__Assignment__:
Would you print out all of the data exactly and keep the pictures out of it?

------------------------------------------------------------------------

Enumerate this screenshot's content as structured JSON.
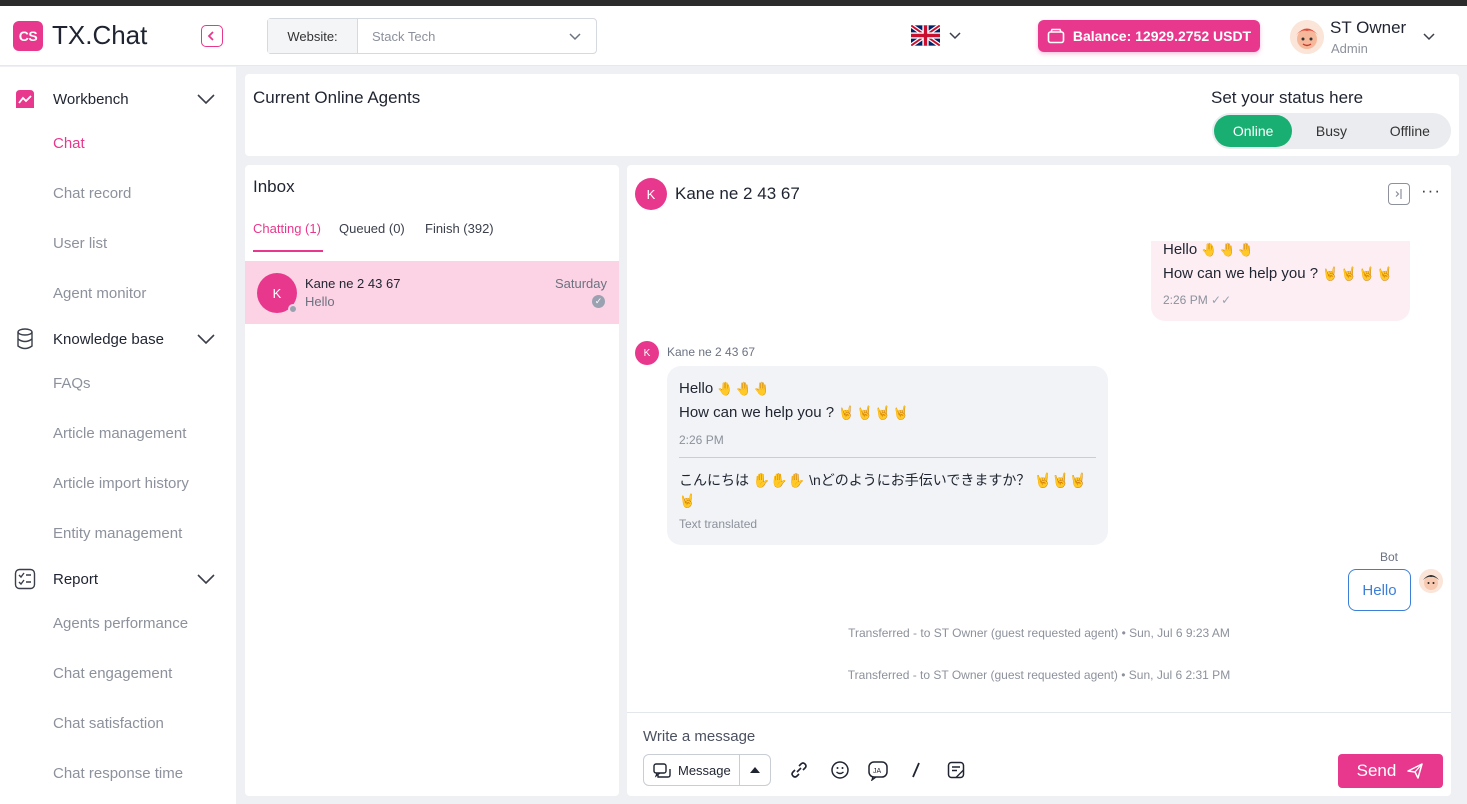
{
  "header": {
    "logo_text": "CS",
    "app_title": "TX.Chat",
    "website_label": "Website:",
    "website_value": "Stack Tech",
    "balance": "Balance: 12929.2752 USDT",
    "user_name": "ST Owner",
    "user_role": "Admin",
    "colors": {
      "accent": "#e8388d",
      "online": "#1aaf72"
    }
  },
  "sidebar": {
    "groups": [
      {
        "label": "Workbench",
        "icon": "workbench-icon",
        "items": [
          "Chat",
          "Chat record",
          "User list",
          "Agent monitor"
        ]
      },
      {
        "label": "Knowledge base",
        "icon": "database-icon",
        "items": [
          "FAQs",
          "Article management",
          "Article import history",
          "Entity management"
        ]
      },
      {
        "label": "Report",
        "icon": "checklist-icon",
        "items": [
          "Agents performance",
          "Chat engagement",
          "Chat satisfaction",
          "Chat response time"
        ]
      }
    ],
    "active_item": "Chat"
  },
  "agents": {
    "title": "Current Online Agents",
    "status_title": "Set your status here",
    "statuses": [
      "Online",
      "Busy",
      "Offline"
    ],
    "selected_status": "Online"
  },
  "inbox": {
    "title": "Inbox",
    "tabs": [
      "Chatting (1)",
      "Queued (0)",
      "Finish (392)"
    ],
    "conversation": {
      "avatar": "K",
      "name": "Kane ne 2 43 67",
      "preview": "Hello",
      "time": "Saturday"
    }
  },
  "chat": {
    "avatar": "K",
    "name": "Kane ne 2 43 67",
    "outgoing": {
      "line1": "Hello",
      "line1_emoji": "🤚🤚🤚",
      "line2": "How can we help you ?",
      "line2_emoji": "🤘🤘🤘🤘",
      "time": "2:26 PM"
    },
    "incoming": {
      "sender": "Kane ne 2 43 67",
      "line1": "Hello",
      "line1_emoji": "🤚🤚🤚",
      "line2": "How can we help you ?",
      "line2_emoji": "🤘🤘🤘🤘",
      "time": "2:26 PM",
      "translation_line1": "こんにちは ✋✋✋ \\nどのようにお手伝いできますか？ 🤘🤘🤘",
      "translation_line2": "🤘",
      "translated_label": "Text translated"
    },
    "bot": {
      "label": "Bot",
      "message": "Hello"
    },
    "system": [
      "Transferred - to ST Owner  (guest requested agent) • Sun, Jul 6 9:23 AM",
      "Transferred - to ST Owner  (guest requested agent) • Sun, Jul 6 2:31 PM"
    ],
    "composer": {
      "placeholder": "Write a message",
      "mode": "Message",
      "send": "Send"
    }
  }
}
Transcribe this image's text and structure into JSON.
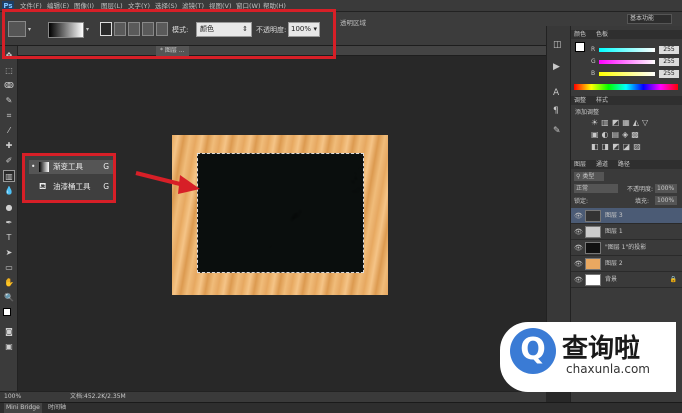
{
  "app": {
    "logo": "Ps"
  },
  "menu": [
    "文件(F)",
    "编辑(E)",
    "图像(I)",
    "图层(L)",
    "文字(Y)",
    "选择(S)",
    "滤镜(T)",
    "视图(V)",
    "窗口(W)",
    "帮助(H)"
  ],
  "workspace": "基本功能",
  "options_bar": {
    "mode_label": "模式:",
    "mode_value": "颜色",
    "opacity_label": "不透明度:",
    "opacity_value": "100%",
    "extra_label": "透明区域"
  },
  "doc_tab": "* 图层 ...",
  "flyout": {
    "items": [
      {
        "label": "渐变工具",
        "shortcut": "G"
      },
      {
        "label": "油漆桶工具",
        "shortcut": "G"
      }
    ]
  },
  "status": {
    "zoom": "100%",
    "doc": "文档:452.2K/2.35M"
  },
  "bottom": {
    "tab1": "Mini Bridge",
    "tab2": "时间轴"
  },
  "panels": {
    "color_tab": "颜色",
    "swatch_tab": "色板",
    "r_value": "255",
    "g_value": "255",
    "b_value": "255",
    "adjust_tab": "调整",
    "styles_tab": "样式",
    "adjust_hint": "添加调整",
    "layers_tab": "图层",
    "channels_tab": "通道",
    "paths_tab": "路径",
    "kind_filter": "类型",
    "blend_mode": "正常",
    "opacity_label": "不透明度:",
    "opacity_value": "100%",
    "lock_label": "锁定:",
    "fill_label": "填充:",
    "fill_value": "100%",
    "layers": [
      {
        "name": "图层 3"
      },
      {
        "name": "图层 1"
      },
      {
        "name": "\"图层 1\"的投影"
      },
      {
        "name": "图层 2"
      },
      {
        "name": "背景"
      }
    ]
  },
  "watermark": {
    "cn": "查询啦",
    "en": "chaxunla.com"
  },
  "colors": {
    "accent_red": "#d71f27",
    "brand_blue": "#3a7bd5"
  }
}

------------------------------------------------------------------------

__Exercise answer__:
Enumerate this screenshot's content as structured JSON.
{
  "header": {
    "logo_text": "CS",
    "app_title": "TX.Chat",
    "website_label": "Website:",
    "website_value": "Stack Tech",
    "balance": "Balance: 12929.2752 USDT",
    "user_name": "ST Owner",
    "user_role": "Admin",
    "colors": {
      "accent": "#e8388d",
      "online": "#1aaf72"
    }
  },
  "sidebar": {
    "groups": [
      {
        "label": "Workbench",
        "icon": "workbench-icon",
        "items": [
          "Chat",
          "Chat record",
          "User list",
          "Agent monitor"
        ]
      },
      {
        "label": "Knowledge base",
        "icon": "database-icon",
        "items": [
          "FAQs",
          "Article management",
          "Article import history",
          "Entity management"
        ]
      },
      {
        "label": "Report",
        "icon": "checklist-icon",
        "items": [
          "Agents performance",
          "Chat engagement",
          "Chat satisfaction",
          "Chat response time"
        ]
      }
    ],
    "active_item": "Chat"
  },
  "agents": {
    "title": "Current Online Agents",
    "status_title": "Set your status here",
    "statuses": [
      "Online",
      "Busy",
      "Offline"
    ],
    "selected_status": "Online"
  },
  "inbox": {
    "title": "Inbox",
    "tabs": [
      "Chatting (1)",
      "Queued (0)",
      "Finish (392)"
    ],
    "conversation": {
      "avatar": "K",
      "name": "Kane ne 2 43 67",
      "preview": "Hello",
      "time": "Saturday"
    }
  },
  "chat": {
    "avatar": "K",
    "name": "Kane ne 2 43 67",
    "outgoing": {
      "line1": "Hello",
      "line1_emoji": "🤚🤚🤚",
      "line2": "How can we help you ?",
      "line2_emoji": "🤘🤘🤘🤘",
      "time": "2:26 PM"
    },
    "incoming": {
      "sender": "Kane ne 2 43 67",
      "line1": "Hello",
      "line1_emoji": "🤚🤚🤚",
      "line2": "How can we help you ?",
      "line2_emoji": "🤘🤘🤘🤘",
      "time": "2:26 PM",
      "translation_line1": "こんにちは ✋✋✋ \\nどのようにお手伝いできますか？ 🤘🤘🤘",
      "translation_line2": "🤘",
      "translated_label": "Text translated"
    },
    "bot": {
      "label": "Bot",
      "message": "Hello"
    },
    "system": [
      "Transferred - to ST Owner  (guest requested agent) • Sun, Jul 6 9:23 AM",
      "Transferred - to ST Owner  (guest requested agent) • Sun, Jul 6 2:31 PM"
    ],
    "composer": {
      "placeholder": "Write a message",
      "mode": "Message",
      "send": "Send"
    }
  }
}
Transcribe this image's text and structure into JSON.
{
  "app": {
    "logo": "Ps"
  },
  "menu": [
    "文件(F)",
    "编辑(E)",
    "图像(I)",
    "图层(L)",
    "文字(Y)",
    "选择(S)",
    "滤镜(T)",
    "视图(V)",
    "窗口(W)",
    "帮助(H)"
  ],
  "workspace": "基本功能",
  "options_bar": {
    "mode_label": "模式:",
    "mode_value": "颜色",
    "opacity_label": "不透明度:",
    "opacity_value": "100%",
    "extra_label": "透明区域"
  },
  "doc_tab": "* 图层 ...",
  "flyout": {
    "items": [
      {
        "label": "渐变工具",
        "shortcut": "G"
      },
      {
        "label": "油漆桶工具",
        "shortcut": "G"
      }
    ]
  },
  "status": {
    "zoom": "100%",
    "doc": "文档:452.2K/2.35M"
  },
  "bottom": {
    "tab1": "Mini Bridge",
    "tab2": "时间轴"
  },
  "panels": {
    "color_tab": "颜色",
    "swatch_tab": "色板",
    "r_value": "255",
    "g_value": "255",
    "b_value": "255",
    "adjust_tab": "调整",
    "styles_tab": "样式",
    "adjust_hint": "添加调整",
    "layers_tab": "图层",
    "channels_tab": "通道",
    "paths_tab": "路径",
    "kind_filter": "类型",
    "blend_mode": "正常",
    "opacity_label": "不透明度:",
    "opacity_value": "100%",
    "lock_label": "锁定:",
    "fill_label": "填充:",
    "fill_value": "100%",
    "layers": [
      {
        "name": "图层 3"
      },
      {
        "name": "图层 1"
      },
      {
        "name": "\"图层 1\"的投影"
      },
      {
        "name": "图层 2"
      },
      {
        "name": "背景"
      }
    ]
  },
  "watermark": {
    "cn": "查询啦",
    "en": "chaxunla.com"
  },
  "colors": {
    "accent_red": "#d71f27",
    "brand_blue": "#3a7bd5"
  }
}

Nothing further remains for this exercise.